::: Listed entries :::
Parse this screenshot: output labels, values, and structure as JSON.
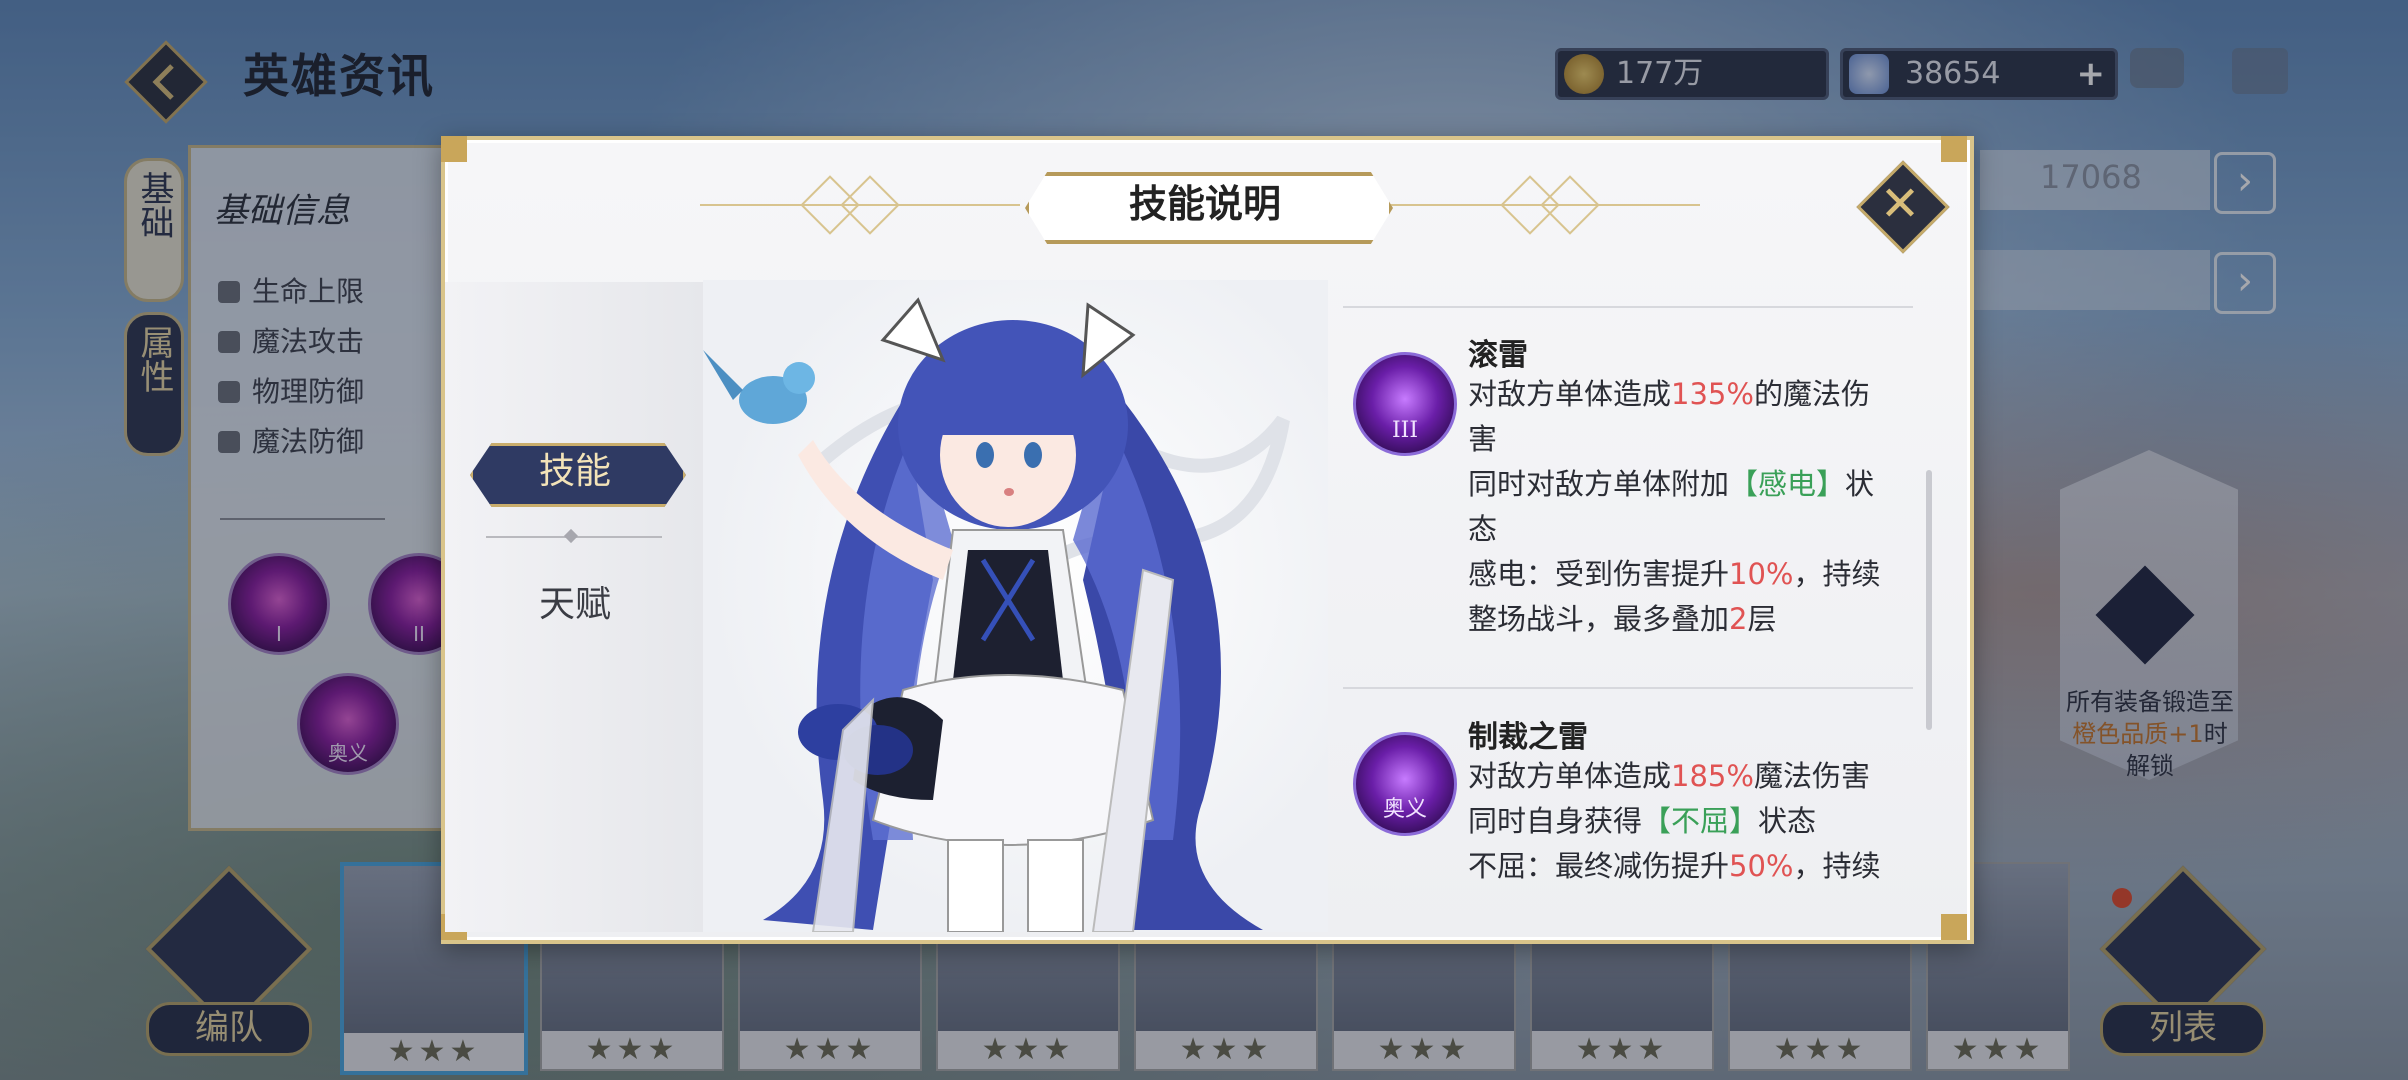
{
  "header": {
    "title": "英雄资讯",
    "gold": "177万",
    "gems": "38654",
    "gem_plus": "+"
  },
  "left_panel": {
    "tabs": [
      "基础",
      "属性"
    ],
    "section_title": "基础信息",
    "stats": [
      "生命上限",
      "魔法攻击",
      "物理防御",
      "魔法防御"
    ],
    "orbs": [
      "I",
      "II",
      "奥义"
    ]
  },
  "right_side": {
    "rank_value": "17068",
    "lock_text_1": "所有装备锻造至",
    "lock_text_2": "橙色品质+1",
    "lock_text_3": "时解锁"
  },
  "bottom": {
    "team_label": "编队",
    "list_label": "列表",
    "roster_stars": [
      "★★★",
      "★★★",
      "★★★",
      "★★★",
      "★★★",
      "★★★",
      "★★★",
      "★★★",
      "★★★",
      "★★★"
    ]
  },
  "dialog": {
    "title": "技能说明",
    "close_icon": "close-icon",
    "tabs": {
      "skill": "技能",
      "talent": "天赋"
    },
    "skills": [
      {
        "name": "滚雷",
        "icon_numeral": "III",
        "lines": [
          [
            "对敌方单体造成",
            "135%",
            "的魔法伤"
          ],
          [
            "害"
          ],
          [
            "同时对敌方单体附加",
            "【感电】",
            "状"
          ],
          [
            "态"
          ],
          [
            "感电：受到伤害提升",
            "10%",
            "，持续"
          ],
          [
            "整场战斗，最多叠加",
            "2",
            "层"
          ]
        ]
      },
      {
        "name": "制裁之雷",
        "icon_numeral": "奥义",
        "lines": [
          [
            "对敌方单体造成",
            "185%",
            "魔法伤害"
          ],
          [
            "同时自身获得",
            "【不屈】",
            "状态"
          ],
          [
            "不屈：最终减伤提升",
            "50%",
            "，持续"
          ]
        ]
      }
    ]
  },
  "colors": {
    "accent_gold": "#c9ad6c",
    "navy": "#2f3a63",
    "highlight_red": "#e05353",
    "highlight_green": "#3aa058"
  }
}
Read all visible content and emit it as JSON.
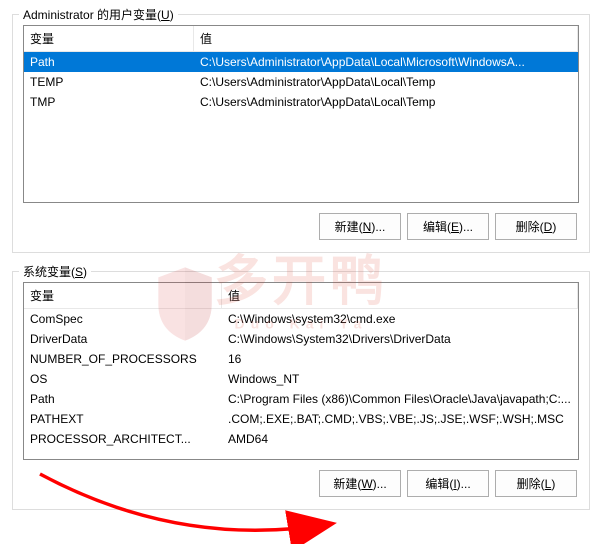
{
  "user_section": {
    "title_prefix": "Administrator 的用户变量(",
    "title_hotkey": "U",
    "title_suffix": ")",
    "columns": {
      "name": "变量",
      "value": "值"
    },
    "rows": [
      {
        "name": "Path",
        "value": "C:\\Users\\Administrator\\AppData\\Local\\Microsoft\\WindowsA...",
        "selected": true
      },
      {
        "name": "TEMP",
        "value": "C:\\Users\\Administrator\\AppData\\Local\\Temp"
      },
      {
        "name": "TMP",
        "value": "C:\\Users\\Administrator\\AppData\\Local\\Temp"
      }
    ],
    "buttons": {
      "new": {
        "pre": "新建(",
        "hot": "N",
        "post": ")..."
      },
      "edit": {
        "pre": "编辑(",
        "hot": "E",
        "post": ")..."
      },
      "delete": {
        "pre": "删除(",
        "hot": "D",
        "post": ")"
      }
    }
  },
  "system_section": {
    "title_prefix": "系统变量(",
    "title_hotkey": "S",
    "title_suffix": ")",
    "columns": {
      "name": "变量",
      "value": "值"
    },
    "rows": [
      {
        "name": "ComSpec",
        "value": "C:\\Windows\\system32\\cmd.exe"
      },
      {
        "name": "DriverData",
        "value": "C:\\Windows\\System32\\Drivers\\DriverData"
      },
      {
        "name": "NUMBER_OF_PROCESSORS",
        "value": "16"
      },
      {
        "name": "OS",
        "value": "Windows_NT"
      },
      {
        "name": "Path",
        "value": "C:\\Program Files (x86)\\Common Files\\Oracle\\Java\\javapath;C:..."
      },
      {
        "name": "PATHEXT",
        "value": ".COM;.EXE;.BAT;.CMD;.VBS;.VBE;.JS;.JSE;.WSF;.WSH;.MSC"
      },
      {
        "name": "PROCESSOR_ARCHITECT...",
        "value": "AMD64"
      }
    ],
    "buttons": {
      "new": {
        "pre": "新建(",
        "hot": "W",
        "post": ")..."
      },
      "edit": {
        "pre": "编辑(",
        "hot": "I",
        "post": ")..."
      },
      "delete": {
        "pre": "删除(",
        "hot": "L",
        "post": ")"
      }
    }
  },
  "watermark": {
    "main": "多开鸭",
    "sub": "Duo Kai Ya"
  },
  "annotation": {
    "arrow_color": "#ff0000"
  }
}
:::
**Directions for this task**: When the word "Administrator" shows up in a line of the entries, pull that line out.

**Exercise response**:
    "title_prefix": "Administrator 的用户变量(",
        "value": "C:\\Users\\Administrator\\AppData\\Local\\Microsoft\\WindowsA...",
        "value": "C:\\Users\\Administrator\\AppData\\Local\\Temp"
        "value": "C:\\Users\\Administrator\\AppData\\Local\\Temp"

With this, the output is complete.